On Iran, I share the disappointment of my EU colleagues at the US announcement that it is withdrawing from the nuclear agreement with Iran, the JCPOA. We share many of the concerns which the US has expressed about other aspects of Iranian policy, but the way to address these is not to move away from the one area where significant positive progress has been made. That remains our view, and I hope that the United States will reconsider this decision. I hope that all other parties to the agreement will continue to implement it. The Middle East, and the world, are safer and more stable with this agreement in operation.
Russia’s illegal annexation of Crimea and the nerve agent attack in Salisbury are further reminders, if these were needed, of the threats we face from instability and fragility in Europe’s neighbourhood. The migrant crisis is another reminder.
The European Union is best placed to deal with these challenges by promoting prosperity and democracy to the east and to the south.
I want to commend Bulgaria for making the Western Balkans a priority for its Presidency of the European Union.
Trade between the EU and the six countries in the region has doubled in the last 10 years. The EU is the region’s top trading partner and EU companies are by far the largest investors there.
Next week the Taoiseach will attend the EU-Western Balkans Summit in Sofia where, together with the other leaders, he will reiterate our unequivocal support for the European perspective of the countries of the region – Serbia, Montenegro, Albania, Macedonia, Bosnia Hercegovina and Kosovo.
The emphasis at the summit will be on connectivity: connectivity within the region and between the region and the EU. This is as much about people-to-people contact as it is about technology or roads or flights. But the question of future accession is always there.
I hope and believe that it will eventually be possible for us to bring the six countries of the south-east into the EU as members.

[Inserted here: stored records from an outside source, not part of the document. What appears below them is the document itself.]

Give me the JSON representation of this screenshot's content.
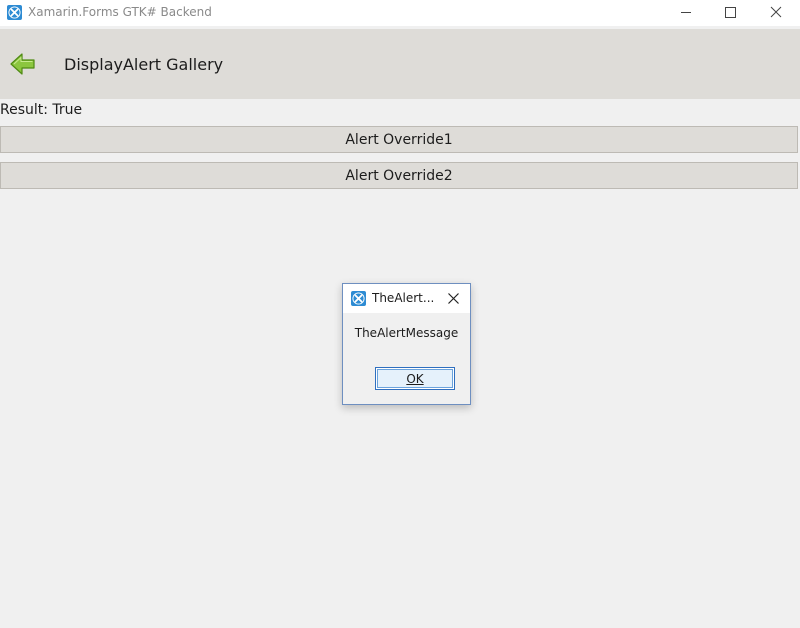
{
  "window": {
    "title": "Xamarin.Forms GTK# Backend",
    "icon": "xamarin-icon",
    "controls": [
      "minimize-icon",
      "maximize-icon",
      "close-icon"
    ]
  },
  "navbar": {
    "back_icon": "back-arrow-icon",
    "title": "DisplayAlert Gallery"
  },
  "content": {
    "result_label": "Result: True",
    "buttons": [
      "Alert Override1",
      "Alert Override2"
    ]
  },
  "dialog": {
    "title": "TheAlert...",
    "message": "TheAlertMessage",
    "ok_label": "OK"
  },
  "colors": {
    "window_bg": "#f0f0f0",
    "navbar_bg": "#dedcd8",
    "button_bg": "#dedcd8",
    "back_arrow": "#76b82a",
    "dialog_border": "#6e8fc0",
    "accent": "#2d8bd3"
  }
}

The bar is high for applicant countries. And rightly so. They must meet the acquis and demonstrate that they share our European values. This must be demonstrated in a sustained way. The process cannot be rushed. Even in the best of circumstances, it will take several years.
Enlargement must be credible and I support the European Commission’s strategy in putting rule of law and governance issues at the core of the accession process. The economic adjustments which have to be made are also demanding.
Achieving and maintaining good neighbourly relations is vital. Long-standing tensions cannot be imported into the Union and undermine the basic principle of loyal co-operation.
We should support the people of the region throughout the preparatory phases and I am pleased, for example, to host the Albanian Foreign Minister in Dublin next week.
I spoke earlier about the need for the European Union to re-affirm its relevance to the day-to-day lives of its citizens. In many respects, the choice the people of the Western Balkans are making – to choose Europe – is similar to the choice we are invited to make as part of this public engagement process.
In a moment we will close the day’s proceedings with a video prepared by the European Commission ahead of the EU-Western Balkans Summit.
I believe it is a fitting way to end the day because it reminds us of what we can achieve together when we have peace. It shows us how we can be part of something global while enjoying being local. How we can have our say, be free and feel protected.
On Europe Day, we should remember where we have come from since 1950, since 1957, since 1973. We should remember progress made, lives saved, societies healed and economies grown. And we should reiterate our conviction that by showing solidarity, sticking to our values and embracing innovation, the European Union will remain the best model we have for facing the challenges of the future together.
Thank you for welcoming me here this afternoon. And please, keep the conversation going.